For some band members, however, they're more than just close to the action—they're a part of it. At the Tony-winning revival Hedwig and the Angry Inch, drummer Pedro Yanowitz plays Schlatko, guitarist Tim Mislock plays Krzyzhtoff, music director and pianist Justin Craig plays Skszp, and bassist Matt Duncan plays Jacek. Not only do they play and perform on stage at the Belasco, but the foursome has become so close that their onstage camaraderie morphed into an offstage rock band, titled Tits of Clay—a lyrical nod to the song "Angry Inch."
"It's all gotten blurred — art imitating life, life imitating art — because we started rehearsing as a band to give the story and the feel that when you're watching Hedwig and the Angry Inch, you are actually watching a band perform," explains Mislock. "Now, we've done 370-someodd shows together and had some rehearsals in there. We definitely are a band for all intents and purposes."
Music director Craig says, "It was important to the show — to the sound of the band and the music — to make it a real thing. Rather than like coming into a gig [and] reading the notes off the page or whatever, we actually needed to feel like a real rock band."

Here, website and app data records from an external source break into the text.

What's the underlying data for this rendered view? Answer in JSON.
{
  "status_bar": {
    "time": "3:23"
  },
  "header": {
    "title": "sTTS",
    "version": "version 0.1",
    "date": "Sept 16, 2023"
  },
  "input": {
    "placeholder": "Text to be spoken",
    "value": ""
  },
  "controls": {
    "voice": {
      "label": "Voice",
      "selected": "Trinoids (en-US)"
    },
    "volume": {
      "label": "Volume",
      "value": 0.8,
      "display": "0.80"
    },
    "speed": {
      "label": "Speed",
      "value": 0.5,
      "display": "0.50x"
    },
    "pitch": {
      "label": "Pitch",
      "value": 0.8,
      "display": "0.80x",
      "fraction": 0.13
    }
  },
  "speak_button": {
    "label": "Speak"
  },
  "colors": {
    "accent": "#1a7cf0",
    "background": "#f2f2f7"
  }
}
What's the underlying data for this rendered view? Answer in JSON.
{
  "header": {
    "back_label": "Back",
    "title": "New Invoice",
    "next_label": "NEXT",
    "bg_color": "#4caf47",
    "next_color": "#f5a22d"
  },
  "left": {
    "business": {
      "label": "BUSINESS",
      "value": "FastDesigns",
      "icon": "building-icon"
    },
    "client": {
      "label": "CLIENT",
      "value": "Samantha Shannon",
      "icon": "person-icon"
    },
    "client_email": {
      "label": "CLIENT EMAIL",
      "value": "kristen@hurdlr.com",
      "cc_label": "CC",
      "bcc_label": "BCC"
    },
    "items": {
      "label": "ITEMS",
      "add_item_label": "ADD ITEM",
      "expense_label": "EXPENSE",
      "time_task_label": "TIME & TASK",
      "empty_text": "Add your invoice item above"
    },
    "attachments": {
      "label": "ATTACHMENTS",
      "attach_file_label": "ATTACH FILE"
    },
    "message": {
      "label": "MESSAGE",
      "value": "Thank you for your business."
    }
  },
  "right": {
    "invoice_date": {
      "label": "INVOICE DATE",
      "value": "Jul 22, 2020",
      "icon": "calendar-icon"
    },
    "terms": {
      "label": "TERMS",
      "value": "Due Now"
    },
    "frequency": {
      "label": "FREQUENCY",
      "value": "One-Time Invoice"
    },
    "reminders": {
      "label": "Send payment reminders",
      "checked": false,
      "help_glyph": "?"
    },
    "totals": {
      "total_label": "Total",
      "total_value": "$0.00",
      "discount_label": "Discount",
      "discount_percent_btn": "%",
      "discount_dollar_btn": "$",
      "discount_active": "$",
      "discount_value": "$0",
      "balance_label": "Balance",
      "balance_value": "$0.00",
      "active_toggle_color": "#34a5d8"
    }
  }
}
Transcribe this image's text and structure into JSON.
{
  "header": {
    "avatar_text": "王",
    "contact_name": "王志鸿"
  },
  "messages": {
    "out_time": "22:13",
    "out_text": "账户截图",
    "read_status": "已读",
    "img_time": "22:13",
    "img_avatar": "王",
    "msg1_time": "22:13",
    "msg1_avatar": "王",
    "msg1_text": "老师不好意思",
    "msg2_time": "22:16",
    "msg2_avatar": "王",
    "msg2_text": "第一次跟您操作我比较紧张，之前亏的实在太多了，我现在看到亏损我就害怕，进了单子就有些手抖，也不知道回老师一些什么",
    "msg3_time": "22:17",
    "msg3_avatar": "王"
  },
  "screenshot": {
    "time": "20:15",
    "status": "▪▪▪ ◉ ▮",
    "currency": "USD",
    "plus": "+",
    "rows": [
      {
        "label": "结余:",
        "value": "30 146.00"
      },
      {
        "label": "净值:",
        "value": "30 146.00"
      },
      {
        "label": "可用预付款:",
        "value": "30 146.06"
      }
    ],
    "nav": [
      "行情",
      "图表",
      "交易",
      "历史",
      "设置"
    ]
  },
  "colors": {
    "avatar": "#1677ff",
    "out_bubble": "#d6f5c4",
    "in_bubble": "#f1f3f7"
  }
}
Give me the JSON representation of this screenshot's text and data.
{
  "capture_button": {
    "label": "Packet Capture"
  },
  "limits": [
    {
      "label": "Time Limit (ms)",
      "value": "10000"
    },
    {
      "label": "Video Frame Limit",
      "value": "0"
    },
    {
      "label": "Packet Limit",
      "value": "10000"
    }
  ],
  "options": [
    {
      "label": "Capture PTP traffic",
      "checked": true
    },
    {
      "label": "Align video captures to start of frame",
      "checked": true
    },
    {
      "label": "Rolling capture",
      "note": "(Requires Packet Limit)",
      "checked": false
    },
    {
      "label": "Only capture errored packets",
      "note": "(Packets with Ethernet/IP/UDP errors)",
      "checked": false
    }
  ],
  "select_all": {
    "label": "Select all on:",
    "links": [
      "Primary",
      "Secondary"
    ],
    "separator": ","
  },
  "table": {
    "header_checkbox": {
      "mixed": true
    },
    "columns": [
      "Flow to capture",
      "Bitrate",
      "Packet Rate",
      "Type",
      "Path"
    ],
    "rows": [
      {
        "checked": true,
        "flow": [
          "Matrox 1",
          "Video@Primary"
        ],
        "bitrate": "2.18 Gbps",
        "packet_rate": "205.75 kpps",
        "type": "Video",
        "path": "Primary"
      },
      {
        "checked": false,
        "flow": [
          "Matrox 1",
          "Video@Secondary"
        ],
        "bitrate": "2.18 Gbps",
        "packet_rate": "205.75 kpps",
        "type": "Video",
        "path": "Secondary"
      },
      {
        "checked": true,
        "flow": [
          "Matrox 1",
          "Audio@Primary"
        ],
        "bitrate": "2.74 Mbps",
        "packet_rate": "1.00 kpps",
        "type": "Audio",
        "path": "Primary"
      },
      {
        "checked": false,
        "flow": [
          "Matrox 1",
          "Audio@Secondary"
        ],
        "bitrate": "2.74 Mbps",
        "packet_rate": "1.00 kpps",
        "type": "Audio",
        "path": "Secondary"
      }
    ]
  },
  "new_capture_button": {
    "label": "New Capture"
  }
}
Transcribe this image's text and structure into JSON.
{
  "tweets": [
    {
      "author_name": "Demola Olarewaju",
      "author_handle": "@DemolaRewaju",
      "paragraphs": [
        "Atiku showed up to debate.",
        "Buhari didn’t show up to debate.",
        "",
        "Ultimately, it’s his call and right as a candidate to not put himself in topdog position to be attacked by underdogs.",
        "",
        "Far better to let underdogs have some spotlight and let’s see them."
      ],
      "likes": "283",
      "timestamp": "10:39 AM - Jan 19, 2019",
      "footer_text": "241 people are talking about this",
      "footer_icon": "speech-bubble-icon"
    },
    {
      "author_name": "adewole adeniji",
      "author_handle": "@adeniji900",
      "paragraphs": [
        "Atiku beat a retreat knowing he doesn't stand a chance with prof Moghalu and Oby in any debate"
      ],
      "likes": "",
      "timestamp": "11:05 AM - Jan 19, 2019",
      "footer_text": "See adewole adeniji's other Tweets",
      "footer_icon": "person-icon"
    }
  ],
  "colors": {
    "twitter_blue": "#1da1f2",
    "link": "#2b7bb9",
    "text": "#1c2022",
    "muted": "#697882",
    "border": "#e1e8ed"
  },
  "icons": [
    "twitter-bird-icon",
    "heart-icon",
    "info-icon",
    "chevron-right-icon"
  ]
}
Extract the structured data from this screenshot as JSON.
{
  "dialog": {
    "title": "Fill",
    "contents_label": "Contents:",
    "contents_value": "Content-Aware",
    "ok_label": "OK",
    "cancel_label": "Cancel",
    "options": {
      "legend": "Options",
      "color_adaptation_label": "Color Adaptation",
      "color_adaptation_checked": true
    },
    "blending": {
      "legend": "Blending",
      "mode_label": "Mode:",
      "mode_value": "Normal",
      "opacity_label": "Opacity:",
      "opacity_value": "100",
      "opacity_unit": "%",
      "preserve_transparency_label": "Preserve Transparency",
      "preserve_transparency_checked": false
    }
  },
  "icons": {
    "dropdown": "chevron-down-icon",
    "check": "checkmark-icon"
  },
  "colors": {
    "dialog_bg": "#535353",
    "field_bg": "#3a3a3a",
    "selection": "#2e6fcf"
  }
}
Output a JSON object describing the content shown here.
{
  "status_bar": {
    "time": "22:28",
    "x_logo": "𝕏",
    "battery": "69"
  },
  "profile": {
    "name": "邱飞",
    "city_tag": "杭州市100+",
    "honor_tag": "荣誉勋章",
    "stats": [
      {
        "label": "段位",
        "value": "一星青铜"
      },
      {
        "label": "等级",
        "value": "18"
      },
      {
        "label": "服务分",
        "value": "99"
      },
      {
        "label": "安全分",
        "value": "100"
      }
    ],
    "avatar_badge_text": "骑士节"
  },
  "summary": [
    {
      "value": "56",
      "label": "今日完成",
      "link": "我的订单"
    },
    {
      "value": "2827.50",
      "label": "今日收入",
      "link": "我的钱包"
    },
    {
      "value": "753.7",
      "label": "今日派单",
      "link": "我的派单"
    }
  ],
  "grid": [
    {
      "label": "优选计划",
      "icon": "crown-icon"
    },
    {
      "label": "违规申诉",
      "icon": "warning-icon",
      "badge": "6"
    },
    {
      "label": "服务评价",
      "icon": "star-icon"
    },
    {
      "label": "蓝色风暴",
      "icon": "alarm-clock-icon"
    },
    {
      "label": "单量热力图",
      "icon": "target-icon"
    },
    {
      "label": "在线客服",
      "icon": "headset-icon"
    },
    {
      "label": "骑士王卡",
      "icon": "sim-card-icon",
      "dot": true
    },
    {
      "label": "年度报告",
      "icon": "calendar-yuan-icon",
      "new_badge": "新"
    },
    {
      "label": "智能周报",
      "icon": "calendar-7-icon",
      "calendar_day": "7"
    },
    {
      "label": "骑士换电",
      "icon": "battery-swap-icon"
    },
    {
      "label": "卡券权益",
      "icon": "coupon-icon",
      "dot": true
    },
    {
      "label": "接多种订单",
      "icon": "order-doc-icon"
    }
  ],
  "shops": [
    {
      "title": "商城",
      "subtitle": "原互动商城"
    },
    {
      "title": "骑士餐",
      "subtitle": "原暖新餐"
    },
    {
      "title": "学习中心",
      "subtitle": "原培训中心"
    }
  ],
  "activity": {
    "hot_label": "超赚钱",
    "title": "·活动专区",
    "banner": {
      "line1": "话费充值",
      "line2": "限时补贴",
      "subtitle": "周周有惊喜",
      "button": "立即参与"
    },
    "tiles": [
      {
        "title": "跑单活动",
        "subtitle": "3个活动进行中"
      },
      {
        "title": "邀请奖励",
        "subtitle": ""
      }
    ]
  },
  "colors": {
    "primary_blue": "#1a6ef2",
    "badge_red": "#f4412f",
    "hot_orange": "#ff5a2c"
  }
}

And, rock band they are — with the inclusion of the more prominent players Hedwig and Yitzhak. When Tony-winner Neil Patrick Harris was enlisted to embody the fabulous glam rocker herself, the boys in the band took him out to play some of his first rock ‘n' roll gigs around the city.
"Some of our leads, who have never sung in a rock band or done that sort of thing, it's another way for them to experience this character," says Mislock. "[Hedwig] is supposed to be this punk-rock singer, who sang next to the salad bar at Sizzler for months and months, [so we have them] go to a grungy, Lower East Side venue and be a punk-rock singer."
Yanowitz adds, "Neil had never played a show in a rock club before we did with him…" Of the group, Craig says, "It's an adjustment for everybody, but we're such a tight-knit and small company that it's kind of fun to bring a new person in and add them to the family. Everybody's brought a different thing to the character, so it's fun for us on stage with that person, seeing the show in a different light in a little bit." The group relies heavily on one another, and every musical piece is crucial to the Broadway puzzle. Plus, the sassy six (Schlatko, Krzyzhtoff, Skszp, Jacek, Yitzhak and Hedwig) get to pull out all the stops every night on Broadway — receiving multiple standing ovations (including ones where the audience forgets to sit back down) throughout the evening. "It's a rock concert," says Yanowitz. "Having a real rock show on Broadway is what excites us." Rock 'n' roll aside, it's also a job. But, according to these guys, it's certainly by no means the pits.
Michael Gioia is the Features Manager of Playbill.com.